Local communications in Samoa are operating intermittently, but the Department says if there are welfare concerns for family and friends in the region, attempts should first be made to contact them directly.
If they are still uncontactable and there are concerns for their welfare, Australians should call DFAT's 24-hour Consular Emergency Centre on 1300 555 135 or +61 2 62613305;
The Department says it will continue to liaise with local authorities to monitor the trajectory of the cyclone and the possibility of it affecting other countries in the region, and stand ready to assist, if requested by the Government of Samoa.
For an udpdate on the situation Bruce Hill spoke to Australia's High Commissioner to Samoa, Stephen Henningham.
Presenter: Bruce Hill
Speaker: Australia's High Commissioner to Samoa, Stephen Henningham
HENNINGHAM; Yeah, and communications are not great at present, but I can hear loud and clear.

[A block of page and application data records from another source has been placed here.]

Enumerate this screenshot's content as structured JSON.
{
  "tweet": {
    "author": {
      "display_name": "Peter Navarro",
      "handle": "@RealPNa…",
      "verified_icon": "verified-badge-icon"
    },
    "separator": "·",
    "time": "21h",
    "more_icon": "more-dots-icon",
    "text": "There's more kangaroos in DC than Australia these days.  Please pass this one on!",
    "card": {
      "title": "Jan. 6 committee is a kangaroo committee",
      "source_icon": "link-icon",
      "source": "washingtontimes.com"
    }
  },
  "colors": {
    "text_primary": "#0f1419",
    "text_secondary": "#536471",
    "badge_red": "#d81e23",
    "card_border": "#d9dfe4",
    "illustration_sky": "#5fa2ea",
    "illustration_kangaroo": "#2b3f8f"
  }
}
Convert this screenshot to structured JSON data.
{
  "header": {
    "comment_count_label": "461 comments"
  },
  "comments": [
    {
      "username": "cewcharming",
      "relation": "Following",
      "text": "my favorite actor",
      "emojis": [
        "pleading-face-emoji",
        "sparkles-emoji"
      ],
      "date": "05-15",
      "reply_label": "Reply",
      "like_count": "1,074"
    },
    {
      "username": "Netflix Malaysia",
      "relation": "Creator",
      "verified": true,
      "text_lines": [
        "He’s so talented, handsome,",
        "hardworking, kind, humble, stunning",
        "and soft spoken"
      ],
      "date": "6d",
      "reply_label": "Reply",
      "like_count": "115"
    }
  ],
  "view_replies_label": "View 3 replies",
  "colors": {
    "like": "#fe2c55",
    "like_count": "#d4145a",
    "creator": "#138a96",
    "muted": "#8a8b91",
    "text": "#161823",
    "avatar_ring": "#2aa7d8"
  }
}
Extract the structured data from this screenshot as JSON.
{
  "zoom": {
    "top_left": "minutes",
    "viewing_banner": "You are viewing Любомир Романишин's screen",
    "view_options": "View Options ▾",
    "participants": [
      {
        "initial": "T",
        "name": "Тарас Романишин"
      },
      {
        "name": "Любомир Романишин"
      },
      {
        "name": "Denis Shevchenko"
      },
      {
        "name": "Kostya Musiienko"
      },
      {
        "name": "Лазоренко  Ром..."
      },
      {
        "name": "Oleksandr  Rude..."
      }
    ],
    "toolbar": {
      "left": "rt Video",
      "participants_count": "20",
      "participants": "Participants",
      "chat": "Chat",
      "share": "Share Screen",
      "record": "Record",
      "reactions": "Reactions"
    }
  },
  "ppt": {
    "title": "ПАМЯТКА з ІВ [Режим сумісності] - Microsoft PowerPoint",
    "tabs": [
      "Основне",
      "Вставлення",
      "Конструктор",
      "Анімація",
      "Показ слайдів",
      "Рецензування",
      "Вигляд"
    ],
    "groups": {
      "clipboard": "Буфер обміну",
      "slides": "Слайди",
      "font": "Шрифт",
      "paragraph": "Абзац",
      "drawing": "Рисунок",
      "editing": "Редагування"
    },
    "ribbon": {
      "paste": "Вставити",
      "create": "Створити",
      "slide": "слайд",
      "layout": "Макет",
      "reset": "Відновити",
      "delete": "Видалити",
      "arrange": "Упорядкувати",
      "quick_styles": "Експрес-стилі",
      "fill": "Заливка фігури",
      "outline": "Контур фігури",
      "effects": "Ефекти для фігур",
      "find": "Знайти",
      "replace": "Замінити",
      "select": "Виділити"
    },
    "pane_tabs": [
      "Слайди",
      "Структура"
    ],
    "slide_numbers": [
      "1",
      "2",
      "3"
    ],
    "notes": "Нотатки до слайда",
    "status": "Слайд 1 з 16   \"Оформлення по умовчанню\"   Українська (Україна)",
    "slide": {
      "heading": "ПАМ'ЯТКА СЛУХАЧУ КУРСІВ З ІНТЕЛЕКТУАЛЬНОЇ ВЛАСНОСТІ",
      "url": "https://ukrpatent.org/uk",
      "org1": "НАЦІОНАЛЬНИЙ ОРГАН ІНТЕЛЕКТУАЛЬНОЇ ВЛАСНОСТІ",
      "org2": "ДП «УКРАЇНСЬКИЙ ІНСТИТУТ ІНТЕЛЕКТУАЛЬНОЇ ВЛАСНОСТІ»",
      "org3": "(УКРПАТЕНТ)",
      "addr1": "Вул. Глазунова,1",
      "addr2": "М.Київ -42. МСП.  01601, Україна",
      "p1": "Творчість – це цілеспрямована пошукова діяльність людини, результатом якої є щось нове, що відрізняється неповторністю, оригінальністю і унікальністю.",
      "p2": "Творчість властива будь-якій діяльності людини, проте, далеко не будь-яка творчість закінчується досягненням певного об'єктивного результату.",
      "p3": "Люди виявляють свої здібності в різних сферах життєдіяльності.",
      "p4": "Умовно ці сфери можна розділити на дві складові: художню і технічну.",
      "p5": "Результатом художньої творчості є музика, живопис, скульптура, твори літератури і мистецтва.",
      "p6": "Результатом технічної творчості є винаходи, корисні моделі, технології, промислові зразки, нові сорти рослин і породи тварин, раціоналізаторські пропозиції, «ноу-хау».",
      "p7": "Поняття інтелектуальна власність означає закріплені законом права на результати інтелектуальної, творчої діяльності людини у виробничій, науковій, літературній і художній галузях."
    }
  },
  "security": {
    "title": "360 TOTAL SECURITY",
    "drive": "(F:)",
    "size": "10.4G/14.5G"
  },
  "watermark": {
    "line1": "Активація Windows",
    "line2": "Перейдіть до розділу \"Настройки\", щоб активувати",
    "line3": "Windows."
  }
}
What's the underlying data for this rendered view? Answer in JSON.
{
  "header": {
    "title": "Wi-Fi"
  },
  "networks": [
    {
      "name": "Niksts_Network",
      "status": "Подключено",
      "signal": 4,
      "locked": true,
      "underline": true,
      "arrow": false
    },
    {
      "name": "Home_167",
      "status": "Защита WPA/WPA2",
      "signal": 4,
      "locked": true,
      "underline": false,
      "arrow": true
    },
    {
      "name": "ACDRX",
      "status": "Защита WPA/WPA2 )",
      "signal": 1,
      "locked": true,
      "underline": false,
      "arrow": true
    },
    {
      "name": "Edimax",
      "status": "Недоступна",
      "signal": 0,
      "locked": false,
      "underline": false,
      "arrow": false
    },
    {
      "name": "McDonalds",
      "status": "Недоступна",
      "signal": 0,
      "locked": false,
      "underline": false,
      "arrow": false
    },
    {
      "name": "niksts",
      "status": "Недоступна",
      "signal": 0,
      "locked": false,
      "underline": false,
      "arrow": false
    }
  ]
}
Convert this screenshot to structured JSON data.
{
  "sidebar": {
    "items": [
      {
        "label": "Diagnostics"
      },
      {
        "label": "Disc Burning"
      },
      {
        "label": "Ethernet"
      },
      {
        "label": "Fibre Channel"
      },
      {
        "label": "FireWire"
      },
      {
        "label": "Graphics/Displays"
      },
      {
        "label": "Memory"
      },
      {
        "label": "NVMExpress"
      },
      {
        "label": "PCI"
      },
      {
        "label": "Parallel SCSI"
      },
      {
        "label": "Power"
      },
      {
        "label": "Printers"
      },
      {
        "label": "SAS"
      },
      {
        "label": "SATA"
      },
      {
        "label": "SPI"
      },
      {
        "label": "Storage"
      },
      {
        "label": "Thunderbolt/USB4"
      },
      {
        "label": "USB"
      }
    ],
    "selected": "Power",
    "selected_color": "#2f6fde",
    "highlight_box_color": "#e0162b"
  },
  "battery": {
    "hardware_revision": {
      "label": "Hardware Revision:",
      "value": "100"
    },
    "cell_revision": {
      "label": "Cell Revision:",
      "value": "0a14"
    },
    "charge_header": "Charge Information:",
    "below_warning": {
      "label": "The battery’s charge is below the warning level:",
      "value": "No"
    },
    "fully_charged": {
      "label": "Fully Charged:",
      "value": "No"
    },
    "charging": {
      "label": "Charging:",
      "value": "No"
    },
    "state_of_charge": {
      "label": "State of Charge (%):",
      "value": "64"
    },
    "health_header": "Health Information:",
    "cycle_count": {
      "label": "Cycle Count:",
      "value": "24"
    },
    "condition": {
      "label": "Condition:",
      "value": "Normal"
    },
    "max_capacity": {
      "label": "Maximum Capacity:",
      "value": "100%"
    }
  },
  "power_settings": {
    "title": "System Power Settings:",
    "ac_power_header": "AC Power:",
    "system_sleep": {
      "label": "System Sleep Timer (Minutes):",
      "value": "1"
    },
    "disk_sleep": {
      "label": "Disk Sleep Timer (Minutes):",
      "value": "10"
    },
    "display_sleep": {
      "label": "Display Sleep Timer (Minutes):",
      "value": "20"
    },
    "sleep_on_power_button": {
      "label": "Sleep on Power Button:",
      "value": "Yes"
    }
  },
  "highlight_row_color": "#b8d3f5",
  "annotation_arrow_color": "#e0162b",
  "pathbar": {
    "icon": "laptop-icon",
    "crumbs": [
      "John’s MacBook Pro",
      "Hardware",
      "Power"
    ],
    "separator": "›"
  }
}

HILL: OK. So what's the situation, have you been out and about and seen some of the damage yourself today?
HENNINGHAM: Eh yeah, there has been extensive damage and let me begin my conveying sympathies and condolences to the people of Samoa, because of the casualties, two reported deaths and other unconfirmed deaths and casualties and certainly a great deal of property damage, extensive damage in the capital, Apia, and across the country. So we certainly do convey our sympathy.
HILL: My understanding is that the High Commission itself hasn't entirely escaped a bit of damage?
HENNINGHAM: Yeah, we had some storm damage, some minor flooding and some damage inflicted by a roof that flew off a nearby school and it got to the point we weren't able to operate effectively from there, so we moved back up the hill, so we're continuing operations from the residential compound, and what we're doing there Bruce is following up as much as we can given the poor communications with Australian citizens around the country, both residents and also tourists that we can track down and so far, we haven't had any reports of casualties, but a number of people have seen in pretty difficult circumstances with flooded houses or with hotels that have suffered significant damage, so it's really a very difficult time.
HILL: Now, the Samoan government's declared a disaster and they're accessing the initial damage. What usually happens after a disaster like this is that if a government in the Pacific feels that it needs some external assistance, it'll make an official request to Australia and New Zealand and other aid partners. Has that happened yet or are you expecting it to happen any stage in the near future?
HENNINGHAM: That hasn't happened as yet Bruce, but this afternoon, I rang the acting prime minister, to convey our sympathies and concern and we had a brief discussion and the expectation is that they'll be a meeting tomorrow morning, depending on how things unfold, that donor partners and key officials will be involved in that and by that stage, there should be a clearer picture of what exactly the short term disaster response requirements are and then over the days and weeks that follow, we'll get a sense of longer term recovery, but we're as I said to the acting prime minister we'll standby to help and just waiting to see if we are able to assist and we'll just see how that develops over the next couple of days.
HILL: What kind of assistance can Australia offer Samoa in an emergency like this? I remember back, of course, the tsunami disaster awhile back and a very substantial aid effort. So what kind of things are most useful for Samoa in a situation like this if we were asked?
HENNINGHAM: Yeah, well, up front it would be an initial cash grant up to $200,000 to help out and then it's certainly a matter of talking to the Samoan authorities and working out what they need. It might possibly be personnel to provide back up in one area or another. It may be equipment, tents or shelters for people.
HILL: Mr Henningham, we're having a little bit of trouble hearing you on the line, if you could just speak up.
One final question before we go. What's the situation with power and water and are radio stations able to operate, are the government able to communicate with the people in Samoa?
HENNINGHAM: Eh, yes, I think the power is supposed to be out. The power facility was actually damaged, but some radio stations are in operation and the Samoan government is issuing regular communiques that update the community on what the latest picture is.